- Includes $1.5 billion in 2017 and $2.6 billion in 2018 for border wall
Trump’s budget outline is a bare-bones plan covering just “discretionary” spending for the 2018 fiscal year starting on Oct. 1. It is the first volley in what is expected to be an intense battle over spending in coming months in Congress, which holds the federal purse strings and seldom approves presidents’ budget plans.
Congress, controlled by Trump’s fellow Republicans, may reject some or many of his proposed cuts. Some of the proposed changes, which Democrats will broadly oppose, have been targeted for decades by conservative Republicans.
Moderate Republicans have already expressed unease with potential cuts to popular domestic programs such as home-heating subsidies, clean-water projects, and job training.
Trump is willing to discuss priorities, said White House budget director Mick Mulvaney, a former South Carolina congressman who made a name for himself as a spending hawk before Trump plucked him for his Cabinet.

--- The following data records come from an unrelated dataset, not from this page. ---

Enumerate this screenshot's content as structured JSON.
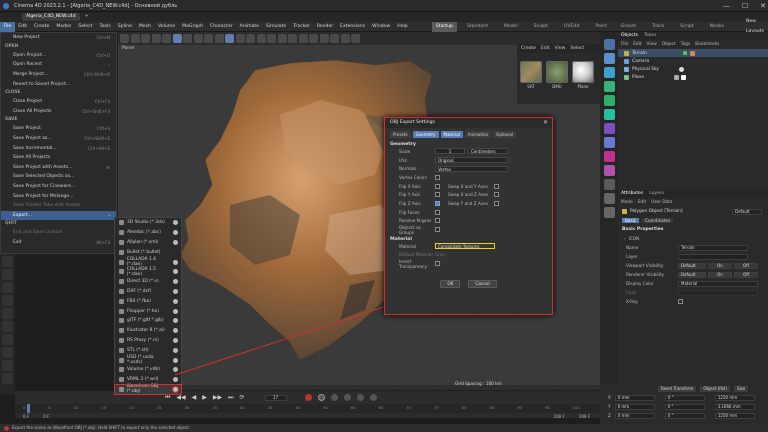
{
  "window": {
    "title": "Cinema 4D 2023.2.1 - [Algeria_C4D_NEW.c4d] - Основной дубль",
    "minimize": "—",
    "maximize": "☐",
    "close": "✕"
  },
  "file_tabs": [
    {
      "label": "Algeria_C4D_NEW.c4d"
    },
    {
      "label": "+"
    }
  ],
  "menubar": {
    "items": [
      "File",
      "Edit",
      "Create",
      "Modes",
      "Select",
      "Tools",
      "Spline",
      "Mesh",
      "Volume",
      "MoGraph",
      "Character",
      "Animate",
      "Simulate",
      "Tracker",
      "Render",
      "Extensions",
      "Window",
      "Help"
    ],
    "layouts": [
      "Startup",
      "Standard",
      "Model",
      "Sculpt",
      "UVEdit",
      "Paint",
      "Groom",
      "Track",
      "Script",
      "Nodes"
    ],
    "new_layouts": "New Layouts"
  },
  "file_menu": {
    "items": [
      {
        "label": "New Project",
        "shortcut": "Ctrl+N"
      },
      {
        "section": "OPEN"
      },
      {
        "label": "Open Project...",
        "shortcut": "Ctrl+O"
      },
      {
        "label": "Open Recent",
        "shortcut": "›"
      },
      {
        "label": "Merge Project...",
        "shortcut": "Ctrl+Shift+O"
      },
      {
        "label": "Revert to Saved Project...",
        "shortcut": ""
      },
      {
        "section": "CLOSE"
      },
      {
        "label": "Close Project",
        "shortcut": "Ctrl+F4"
      },
      {
        "label": "Close All Projects",
        "shortcut": "Ctrl+Shift+F4"
      },
      {
        "section": "SAVE"
      },
      {
        "label": "Save Project",
        "shortcut": "Ctrl+S"
      },
      {
        "label": "Save Project as...",
        "shortcut": "Ctrl+Shift+S"
      },
      {
        "label": "Save Incremental...",
        "shortcut": "Ctrl+Alt+S"
      },
      {
        "label": "Save All Projects",
        "shortcut": ""
      },
      {
        "label": "Save Project with Assets...",
        "shortcut": "⚙"
      },
      {
        "label": "Save Selected Objects as...",
        "shortcut": ""
      },
      {
        "label": "Save Project for Cineware...",
        "shortcut": ""
      },
      {
        "label": "Save Project for Melange...",
        "shortcut": ""
      },
      {
        "label": "Save Tracker Take with Assets",
        "shortcut": "",
        "dim": true
      },
      {
        "label": "Export...",
        "shortcut": "›",
        "highlight": true
      },
      {
        "section": "QUIT"
      },
      {
        "label": "Exit and Save License",
        "shortcut": "",
        "dim": true
      },
      {
        "label": "Exit",
        "shortcut": "Alt+F4"
      }
    ]
  },
  "export_menu": {
    "items": [
      {
        "label": "3D Studio (*.3ds)"
      },
      {
        "label": "Alembic (*.abc)"
      },
      {
        "label": "Allplan (*.xml)"
      },
      {
        "label": "Bullet (*.bullet)"
      },
      {
        "label": "COLLADA 1.4 (*.dae)"
      },
      {
        "label": "COLLADA 1.5 (*.dae)"
      },
      {
        "label": "Direct 3D (*.x)"
      },
      {
        "label": "DXF (*.dxf)"
      },
      {
        "label": "FBX (*.fbx)"
      },
      {
        "label": "Fhopper (*.ho)"
      },
      {
        "label": "glTF (*.gltf *.glb)"
      },
      {
        "label": "Illustrator 8 (*.ai)"
      },
      {
        "label": "RS Proxy (*.rs)"
      },
      {
        "label": "STL (*.stl)"
      },
      {
        "label": "USD (*.usda *.usdc)"
      },
      {
        "label": "Volume (*.vdb)"
      },
      {
        "label": "VRML 2 (*.wrl)"
      },
      {
        "label": "Wavefront OBJ (*.obj)",
        "selected": true
      }
    ]
  },
  "viewport": {
    "label": "Panel",
    "grid_spacing": "Grid Spacing : 100 km",
    "view_tabs": [
      "View",
      "Cameras",
      "Display",
      "Options",
      "Filter",
      "Panel"
    ]
  },
  "material_panel": {
    "menu": [
      "Create",
      "Edit",
      "View",
      "Select"
    ],
    "materials": [
      "SAT",
      "DMU",
      "Plane"
    ]
  },
  "dialog": {
    "title": "OBJ Export Settings",
    "close": "✕",
    "tabs": [
      "Presets",
      "Geometry",
      "Material",
      "Animation",
      "Optional"
    ],
    "active_tabs": [
      "Geometry",
      "Material"
    ],
    "geometry_header": "Geometry",
    "scale_label": "Scale",
    "scale_value": "1",
    "scale_unit": "Centimeters",
    "uvs_label": "UVs",
    "uvs_value": "Original",
    "normals_label": "Normals",
    "normals_value": "Vertex",
    "vertex_colors_label": "Vertex Colors",
    "flips": [
      {
        "label": "Flip X Axis",
        "checked": false,
        "swap_label": "Swap X and Y Axes",
        "swap_checked": false
      },
      {
        "label": "Flip Y Axis",
        "checked": false,
        "swap_label": "Swap X and Z Axes",
        "swap_checked": false
      },
      {
        "label": "Flip Z Axis",
        "checked": true,
        "swap_label": "Swap Y and Z Axes",
        "swap_checked": false
      }
    ],
    "flip_faces_label": "Flip Faces",
    "ngons_label": "Resolve N-gons",
    "groups_label": "Objects as Groups",
    "material_header": "Material",
    "material_label": "Material",
    "material_value": "Consolidate Textures",
    "default_material_label": "Default Material",
    "default_material_value": "Gray",
    "invert_transparency_label": "Invert Transparency",
    "ok": "OK",
    "cancel": "Cancel"
  },
  "objects_panel": {
    "tabs": [
      "Objects",
      "Takes"
    ],
    "menu": [
      "File",
      "Edit",
      "View",
      "Object",
      "Tags",
      "Bookmarks"
    ],
    "items": [
      {
        "label": "Terrain",
        "color": "#c8b04a",
        "selected": true
      },
      {
        "label": "Camera",
        "color": "#6aa0d8"
      },
      {
        "label": "Physical Sky",
        "color": "#74b0e0"
      },
      {
        "label": "Plane",
        "color": "#7fbf7f"
      }
    ]
  },
  "attributes_panel": {
    "tabs": [
      "Attributes",
      "Layers"
    ],
    "menu": [
      "Mode",
      "Edit",
      "User Data"
    ],
    "object_label": "Polygon Object [Terrain]",
    "mode_value": "Default",
    "subtabs": [
      "Basic",
      "Coordinates"
    ],
    "section_title": "Basic Properties",
    "icon_label": "ICON",
    "rows": [
      {
        "label": "Name",
        "value": "Terrain"
      },
      {
        "label": "Layer",
        "value": ""
      },
      {
        "label": "Viewport Visibility",
        "value": "Default",
        "on": "On",
        "off": "Off"
      },
      {
        "label": "Renderer Visibility",
        "value": "Default",
        "on": "On",
        "off": "Off"
      },
      {
        "label": "Display Color",
        "value": "Material"
      },
      {
        "label": "Color",
        "value": ""
      },
      {
        "label": "X-Ray",
        "value": ""
      }
    ]
  },
  "coords_panel": {
    "header": [
      "Reset Transform",
      "Object (Rel)",
      "Size"
    ],
    "rows": [
      {
        "axis": "X",
        "pos": "0 mm",
        "rot": "0 °",
        "size": "1250 mm"
      },
      {
        "axis": "Y",
        "pos": "0 mm",
        "rot": "0 °",
        "size": "3.1666 mm"
      },
      {
        "axis": "Z",
        "pos": "0 mm",
        "rot": "0 °",
        "size": "1250 mm"
      }
    ]
  },
  "timeline": {
    "start": "0 F",
    "current": "0 F",
    "frame_field": "17",
    "end": "100 F",
    "end2": "100 F",
    "ticks": [
      "0",
      "5",
      "10",
      "15",
      "20",
      "25",
      "30",
      "35",
      "40",
      "45",
      "50",
      "55",
      "60",
      "65",
      "70",
      "75",
      "80",
      "85",
      "90",
      "95",
      "100"
    ]
  },
  "status": "Export the scene as Wavefront OBJ (*.obj). Hold SHIFT to export only the selected object.",
  "colors": {
    "accent": "#5a7db5",
    "highlight_red": "#d03030",
    "menu_highlight": "#3d5f92",
    "selection_yellow": "#e8d030"
  }
}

“The president wants to spend more money on defense, more money securing the border, more money enforcing the laws, and more money on school choice, without adding to the deficit,” Mulvaney told a small group of reporters during a preview on Wednesday.
“If they have a different way to accomplish that, we are more than interested in talking to them,” Mulvaney said.
Trump wants to spend $54 billion more on defense, put a down payment on his border wall, and breathe life into a few other campaign promises. His initial budget outline does not incorporate his promise to pour $1 trillion into roads, bridges, airports and other infrastructure projects. The White House has said the infrastructure plan is still to come.
The defense increases are matched by cuts to other programs so as to not increase the $488 billion federal deficit. Mulvaney acknowledged the proposal would likely result in significant cuts to the federal workforce.
“You can’t drain the swamp and leave all the people in it,” Mulvaney said.